[Work order]
Whenever a line below includes the string "Description", show it.

[Record extracts]
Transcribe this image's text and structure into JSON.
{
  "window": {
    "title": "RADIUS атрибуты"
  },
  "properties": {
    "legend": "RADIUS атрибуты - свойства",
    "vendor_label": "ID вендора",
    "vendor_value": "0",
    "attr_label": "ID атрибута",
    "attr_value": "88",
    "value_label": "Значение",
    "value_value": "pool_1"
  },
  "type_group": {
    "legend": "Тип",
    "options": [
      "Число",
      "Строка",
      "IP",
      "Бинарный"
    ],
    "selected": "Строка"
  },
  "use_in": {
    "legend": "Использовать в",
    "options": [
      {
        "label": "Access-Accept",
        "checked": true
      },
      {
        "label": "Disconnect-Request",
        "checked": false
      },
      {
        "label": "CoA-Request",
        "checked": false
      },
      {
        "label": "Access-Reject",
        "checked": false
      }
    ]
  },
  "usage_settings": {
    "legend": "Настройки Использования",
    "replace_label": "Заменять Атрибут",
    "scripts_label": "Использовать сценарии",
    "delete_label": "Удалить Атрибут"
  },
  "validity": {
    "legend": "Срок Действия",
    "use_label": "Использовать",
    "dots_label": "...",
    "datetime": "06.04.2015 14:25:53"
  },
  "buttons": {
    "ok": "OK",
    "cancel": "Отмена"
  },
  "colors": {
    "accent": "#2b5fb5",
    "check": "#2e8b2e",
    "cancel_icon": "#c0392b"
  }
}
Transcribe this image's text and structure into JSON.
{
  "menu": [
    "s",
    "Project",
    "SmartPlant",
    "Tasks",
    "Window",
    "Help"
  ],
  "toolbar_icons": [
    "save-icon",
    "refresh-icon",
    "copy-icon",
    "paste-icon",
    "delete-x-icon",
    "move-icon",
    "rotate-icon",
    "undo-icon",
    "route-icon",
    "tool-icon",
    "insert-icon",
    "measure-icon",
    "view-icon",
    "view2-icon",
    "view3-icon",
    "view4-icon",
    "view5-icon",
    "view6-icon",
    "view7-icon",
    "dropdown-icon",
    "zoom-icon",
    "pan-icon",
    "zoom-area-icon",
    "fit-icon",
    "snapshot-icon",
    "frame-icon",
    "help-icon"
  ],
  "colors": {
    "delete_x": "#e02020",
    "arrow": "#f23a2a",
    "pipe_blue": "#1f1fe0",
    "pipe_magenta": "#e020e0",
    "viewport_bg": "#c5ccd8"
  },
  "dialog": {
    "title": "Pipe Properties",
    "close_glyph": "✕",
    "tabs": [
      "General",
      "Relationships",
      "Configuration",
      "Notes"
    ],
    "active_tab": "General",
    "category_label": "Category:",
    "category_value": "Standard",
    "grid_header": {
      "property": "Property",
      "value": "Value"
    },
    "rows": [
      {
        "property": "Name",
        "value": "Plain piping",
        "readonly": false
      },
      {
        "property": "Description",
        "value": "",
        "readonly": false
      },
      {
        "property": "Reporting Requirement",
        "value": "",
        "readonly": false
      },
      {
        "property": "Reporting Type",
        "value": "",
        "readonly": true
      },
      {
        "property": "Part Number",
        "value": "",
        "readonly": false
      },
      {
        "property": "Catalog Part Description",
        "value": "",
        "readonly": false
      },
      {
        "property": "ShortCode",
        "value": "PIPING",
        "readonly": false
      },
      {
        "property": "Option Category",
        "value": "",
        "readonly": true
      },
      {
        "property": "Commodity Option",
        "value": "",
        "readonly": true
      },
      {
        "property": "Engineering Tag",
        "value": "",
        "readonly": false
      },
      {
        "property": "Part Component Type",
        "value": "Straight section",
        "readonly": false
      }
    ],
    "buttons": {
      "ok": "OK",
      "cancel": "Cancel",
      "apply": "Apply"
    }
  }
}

[Solution to this exercise]
        "property": "Description",
        "property": "Catalog Part Description",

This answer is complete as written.